Supply Chains and Digitalization
The digitization of physical supply chains received a lot of attention in recent years. Where the awareness for an integration has grown, many companies started to transform their organizational structures. To develop a transparent, collaborative, flexible and responsive network, it has been prerequisite to digitize the enterprise processes (Wehberg, 2014, pp.10). Seen as a source for competitive advantage, it has been also a goal to rely on data for both execution and decision support. However, the flow of goods, information, and finance are still considered as isolated streams across different functions and parties. The efforts, costs and the complexity of a holistic digital transformation have been often underestimated (Schrauf & Berttram 2017, pp.4).
A technology-driven Journey

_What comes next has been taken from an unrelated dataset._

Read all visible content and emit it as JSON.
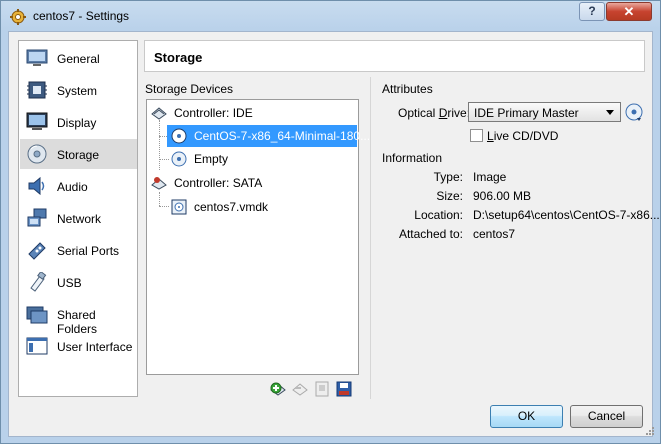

Most supply chains originate from conventional SCOR¹ processes. According to the operations plan, source, make, deliver, and return, all relevant actors, such as suppliers, manufactures and distributors, are interconnected in a vertical and horizontal dimension (Corsten & Gössinger, 2008, pp. 148). Following this complexity and the necessary investments, mostly dyadic relations are established. Where only these processes have been digitized, the end-to-end supply chain still experiences inefficiencies in terms of limited views, delayed information and indifferent planning cycles. However, as the technical requirements in operations increase, it is strongly appreciated to reconsider the classical approach (Schrauf & Berttram 2017, pp.4). Illustrated in figure 1, several supply chain management trends have been identified and visualised according to their impact and core dynamics. Beside supply chain governance as well as business and social trends, it can be determined that the focus will be strongly on technological-based aspects (Wehberg, 2014, pp.10). Advancements in Information and Communication Technology (ITC) are moreover rapidly emerging. Innovative instruments and tools, such as advanced planning and execution, procurement 4.0, smart warehousing, autonomous B2C logistics, or supply chain analytics are on the rise and will soon impact the existing landscape again (Zhang & Dhaliwal, 2009, pp.4).

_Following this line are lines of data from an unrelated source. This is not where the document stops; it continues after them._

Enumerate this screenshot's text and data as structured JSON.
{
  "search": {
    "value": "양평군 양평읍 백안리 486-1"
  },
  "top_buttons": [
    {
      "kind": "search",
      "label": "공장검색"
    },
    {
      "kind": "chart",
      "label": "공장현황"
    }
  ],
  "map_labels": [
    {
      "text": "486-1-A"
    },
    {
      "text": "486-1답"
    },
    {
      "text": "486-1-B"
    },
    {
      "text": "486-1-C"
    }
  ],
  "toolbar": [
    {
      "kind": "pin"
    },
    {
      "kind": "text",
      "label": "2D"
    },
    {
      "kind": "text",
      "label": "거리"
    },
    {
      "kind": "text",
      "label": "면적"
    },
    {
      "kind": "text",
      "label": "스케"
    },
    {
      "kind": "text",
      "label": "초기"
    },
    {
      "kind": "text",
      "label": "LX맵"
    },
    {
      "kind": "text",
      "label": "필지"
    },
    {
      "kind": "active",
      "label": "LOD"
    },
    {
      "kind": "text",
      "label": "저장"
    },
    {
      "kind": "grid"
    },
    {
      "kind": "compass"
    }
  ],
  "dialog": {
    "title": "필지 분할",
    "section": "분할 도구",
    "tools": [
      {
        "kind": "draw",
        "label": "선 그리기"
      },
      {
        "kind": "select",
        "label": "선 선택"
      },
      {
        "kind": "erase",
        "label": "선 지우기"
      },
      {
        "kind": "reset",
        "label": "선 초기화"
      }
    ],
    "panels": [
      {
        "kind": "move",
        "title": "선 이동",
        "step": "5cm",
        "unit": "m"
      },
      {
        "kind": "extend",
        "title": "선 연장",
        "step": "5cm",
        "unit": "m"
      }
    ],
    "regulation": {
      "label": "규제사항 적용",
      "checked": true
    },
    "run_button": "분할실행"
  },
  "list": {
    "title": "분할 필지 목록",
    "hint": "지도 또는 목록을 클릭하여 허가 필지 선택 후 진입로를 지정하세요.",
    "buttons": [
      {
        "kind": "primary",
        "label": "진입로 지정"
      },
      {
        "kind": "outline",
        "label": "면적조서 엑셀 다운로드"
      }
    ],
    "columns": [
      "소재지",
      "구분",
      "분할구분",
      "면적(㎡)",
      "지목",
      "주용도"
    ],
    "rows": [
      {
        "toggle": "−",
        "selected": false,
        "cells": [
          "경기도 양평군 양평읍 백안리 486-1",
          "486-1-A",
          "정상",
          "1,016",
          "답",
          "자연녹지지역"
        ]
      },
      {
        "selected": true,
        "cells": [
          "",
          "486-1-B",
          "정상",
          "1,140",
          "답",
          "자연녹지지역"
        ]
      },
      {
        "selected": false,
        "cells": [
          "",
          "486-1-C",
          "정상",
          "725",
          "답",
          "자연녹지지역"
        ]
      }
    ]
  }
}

Figure 1: Trends in Supply Chain Management (based on Wehberg 2014)
- Corsten, H. & Gössinger, R. (2008). Einführung in das Supply Chain Management. 2. Aufl., München: Oldenbourg.
- Schrauf, S. & Bertram, P. (2017). Industry 4.0: How digitization makes the supply chain more efficient, agile, and customer-focused. PriceWaterhouseCoopers Strategy&.
- Wehberg, G.G. (2014). Logistik 4.0 Komplexität managen in Theorie und Praxis. 1st Edition, Springer Gabler.
- Zhang, C. & Dhaliwal, J (2009). An Investigation of Resource-Based and Institutional Theoretic Factors in Technology Adoption for Operations and Supply Chain Management,” International Journal of Production Economics, Volume 120, No. 1, pp. 252-269.